__Work request__: What are the lines, copied exactly, from the one containing "Serialize everything readable" through the last line of the records below, both included?

Interface dataset entries:
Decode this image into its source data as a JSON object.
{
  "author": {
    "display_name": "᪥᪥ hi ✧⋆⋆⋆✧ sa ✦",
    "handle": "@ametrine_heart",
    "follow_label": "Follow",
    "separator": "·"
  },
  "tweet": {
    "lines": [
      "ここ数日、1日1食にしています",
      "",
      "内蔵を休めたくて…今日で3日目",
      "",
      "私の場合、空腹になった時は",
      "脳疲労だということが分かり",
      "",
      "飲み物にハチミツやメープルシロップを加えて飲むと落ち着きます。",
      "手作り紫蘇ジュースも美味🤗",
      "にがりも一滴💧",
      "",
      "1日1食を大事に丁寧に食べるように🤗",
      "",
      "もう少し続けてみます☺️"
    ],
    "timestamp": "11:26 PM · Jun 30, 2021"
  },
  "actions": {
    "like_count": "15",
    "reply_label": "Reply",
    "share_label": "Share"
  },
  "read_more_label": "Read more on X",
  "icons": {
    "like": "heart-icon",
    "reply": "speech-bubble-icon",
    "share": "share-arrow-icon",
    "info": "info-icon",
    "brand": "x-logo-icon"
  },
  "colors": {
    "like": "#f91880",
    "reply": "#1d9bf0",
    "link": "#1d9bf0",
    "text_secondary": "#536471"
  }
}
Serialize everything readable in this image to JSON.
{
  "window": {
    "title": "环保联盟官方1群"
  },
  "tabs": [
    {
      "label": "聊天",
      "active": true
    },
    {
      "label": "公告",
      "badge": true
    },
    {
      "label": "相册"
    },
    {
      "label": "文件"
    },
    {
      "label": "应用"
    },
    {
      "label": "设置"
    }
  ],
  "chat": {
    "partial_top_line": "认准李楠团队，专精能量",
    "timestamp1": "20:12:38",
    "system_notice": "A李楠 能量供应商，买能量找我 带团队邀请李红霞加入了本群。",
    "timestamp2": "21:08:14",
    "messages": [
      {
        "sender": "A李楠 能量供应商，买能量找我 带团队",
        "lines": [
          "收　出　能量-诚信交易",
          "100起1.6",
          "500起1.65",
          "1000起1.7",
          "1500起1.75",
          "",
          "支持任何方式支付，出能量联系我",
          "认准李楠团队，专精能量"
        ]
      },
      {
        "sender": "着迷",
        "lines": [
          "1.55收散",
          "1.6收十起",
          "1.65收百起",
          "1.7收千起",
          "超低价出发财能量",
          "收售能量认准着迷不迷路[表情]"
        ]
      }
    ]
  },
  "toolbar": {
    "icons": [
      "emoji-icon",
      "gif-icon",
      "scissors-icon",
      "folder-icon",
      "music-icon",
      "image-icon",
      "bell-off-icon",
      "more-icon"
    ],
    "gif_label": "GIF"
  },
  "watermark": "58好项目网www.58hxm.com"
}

__Result of this task__:
Serialize everything readable in this image to JSON.
{
  "window": {
    "title": "环保联盟官方1群"
  },
  "tabs": [
    {
      "label": "聊天",
      "active": true
    },
    {
      "label": "公告",
      "badge": true
    },
    {
      "label": "相册"
    },
    {
      "label": "文件"
    },
    {
      "label": "应用"
    },
    {
      "label": "设置"
    }
  ],
  "chat": {
    "partial_top_line": "认准李楠团队，专精能量",
    "timestamp1": "20:12:38",
    "system_notice": "A李楠 能量供应商，买能量找我 带团队邀请李红霞加入了本群。",
    "timestamp2": "21:08:14",
    "messages": [
      {
        "sender": "A李楠 能量供应商，买能量找我 带团队",
        "lines": [
          "收　出　能量-诚信交易",
          "100起1.6",
          "500起1.65",
          "1000起1.7",
          "1500起1.75",
          "",
          "支持任何方式支付，出能量联系我",
          "认准李楠团队，专精能量"
        ]
      },
      {
        "sender": "着迷",
        "lines": [
          "1.55收散",
          "1.6收十起",
          "1.65收百起",
          "1.7收千起",
          "超低价出发财能量",
          "收售能量认准着迷不迷路[表情]"
        ]
      }
    ]
  },
  "toolbar": {
    "icons": [
      "emoji-icon",
      "gif-icon",
      "scissors-icon",
      "folder-icon",
      "music-icon",
      "image-icon",
      "bell-off-icon",
      "more-icon"
    ],
    "gif_label": "GIF"
  },
  "watermark": "58好项目网www.58hxm.com"
}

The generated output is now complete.